### WHAT TO PRODUCE
Only the number is wanted: how many lines below include "JSON"?

### GIVEN DATA
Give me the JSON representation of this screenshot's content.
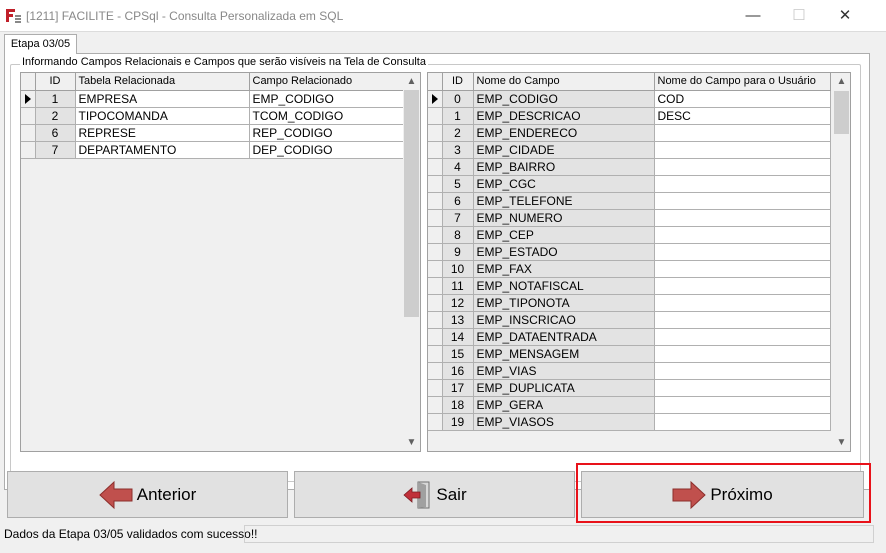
{
  "window": {
    "title": "[1211] FACILITE - CPSql - Consulta Personalizada em SQL",
    "minimize_glyph": "—",
    "maximize_glyph": "☐",
    "close_glyph": "✕"
  },
  "tab": {
    "label": "Etapa 03/05"
  },
  "group": {
    "title": "Informando Campos Relacionais e Campos que serão visíveis na Tela de Consulta"
  },
  "left_grid": {
    "headers": {
      "id": "ID",
      "table": "Tabela Relacionada",
      "field": "Campo Relacionado"
    },
    "rows": [
      {
        "id": "1",
        "table": "EMPRESA",
        "field": "EMP_CODIGO"
      },
      {
        "id": "2",
        "table": "TIPOCOMANDA",
        "field": "TCOM_CODIGO"
      },
      {
        "id": "6",
        "table": "REPRESE",
        "field": "REP_CODIGO"
      },
      {
        "id": "7",
        "table": "DEPARTAMENTO",
        "field": "DEP_CODIGO"
      }
    ]
  },
  "right_grid": {
    "headers": {
      "id": "ID",
      "name": "Nome do Campo",
      "user_name": "Nome do Campo para o Usuário"
    },
    "rows": [
      {
        "id": "0",
        "name": "EMP_CODIGO",
        "user_name": "COD"
      },
      {
        "id": "1",
        "name": "EMP_DESCRICAO",
        "user_name": "DESC"
      },
      {
        "id": "2",
        "name": "EMP_ENDERECO",
        "user_name": ""
      },
      {
        "id": "3",
        "name": "EMP_CIDADE",
        "user_name": ""
      },
      {
        "id": "4",
        "name": "EMP_BAIRRO",
        "user_name": ""
      },
      {
        "id": "5",
        "name": "EMP_CGC",
        "user_name": ""
      },
      {
        "id": "6",
        "name": "EMP_TELEFONE",
        "user_name": ""
      },
      {
        "id": "7",
        "name": "EMP_NUMERO",
        "user_name": ""
      },
      {
        "id": "8",
        "name": "EMP_CEP",
        "user_name": ""
      },
      {
        "id": "9",
        "name": "EMP_ESTADO",
        "user_name": ""
      },
      {
        "id": "10",
        "name": "EMP_FAX",
        "user_name": ""
      },
      {
        "id": "11",
        "name": "EMP_NOTAFISCAL",
        "user_name": ""
      },
      {
        "id": "12",
        "name": "EMP_TIPONOTA",
        "user_name": ""
      },
      {
        "id": "13",
        "name": "EMP_INSCRICAO",
        "user_name": ""
      },
      {
        "id": "14",
        "name": "EMP_DATAENTRADA",
        "user_name": ""
      },
      {
        "id": "15",
        "name": "EMP_MENSAGEM",
        "user_name": ""
      },
      {
        "id": "16",
        "name": "EMP_VIAS",
        "user_name": ""
      },
      {
        "id": "17",
        "name": "EMP_DUPLICATA",
        "user_name": ""
      },
      {
        "id": "18",
        "name": "EMP_GERA",
        "user_name": ""
      },
      {
        "id": "19",
        "name": "EMP_VIASOS",
        "user_name": ""
      }
    ]
  },
  "buttons": {
    "previous": "Anterior",
    "exit": "Sair",
    "next": "Próximo"
  },
  "status": {
    "message": "Dados da Etapa 03/05 validados com sucesso!!"
  },
  "colors": {
    "arrow_red": "#c0504d",
    "highlight_border": "#e8121a",
    "app_icon_red": "#c0202a",
    "door_red": "#c0303a"
  }
}
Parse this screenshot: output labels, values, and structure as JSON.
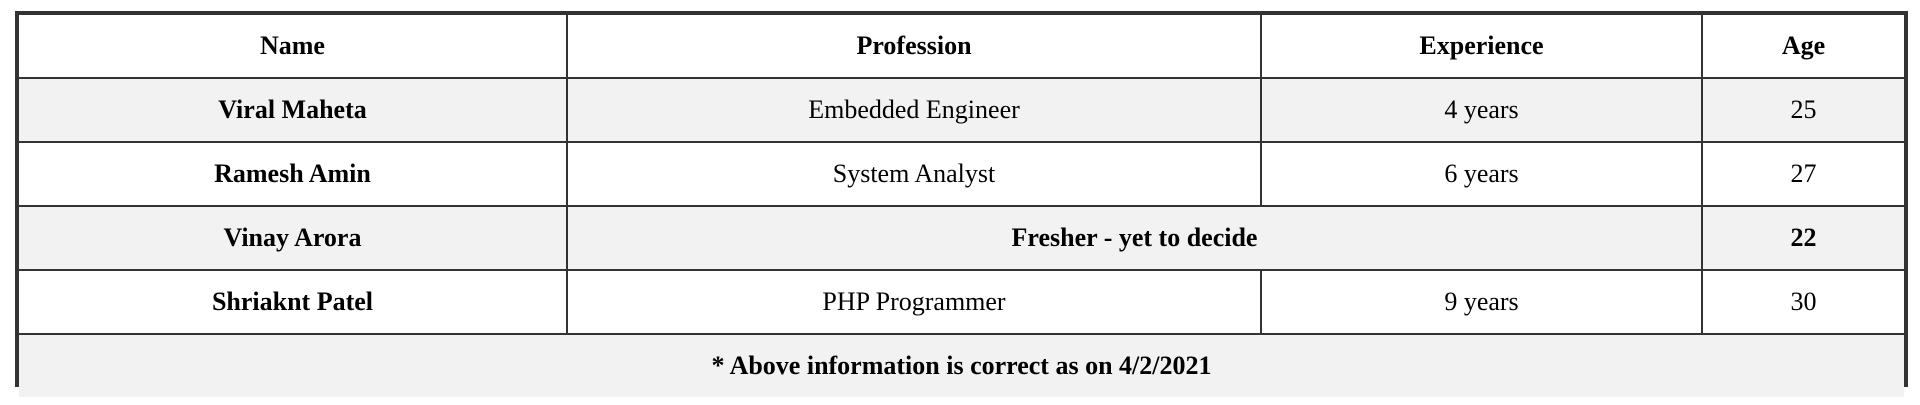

### WRITTEN SOLUTION
2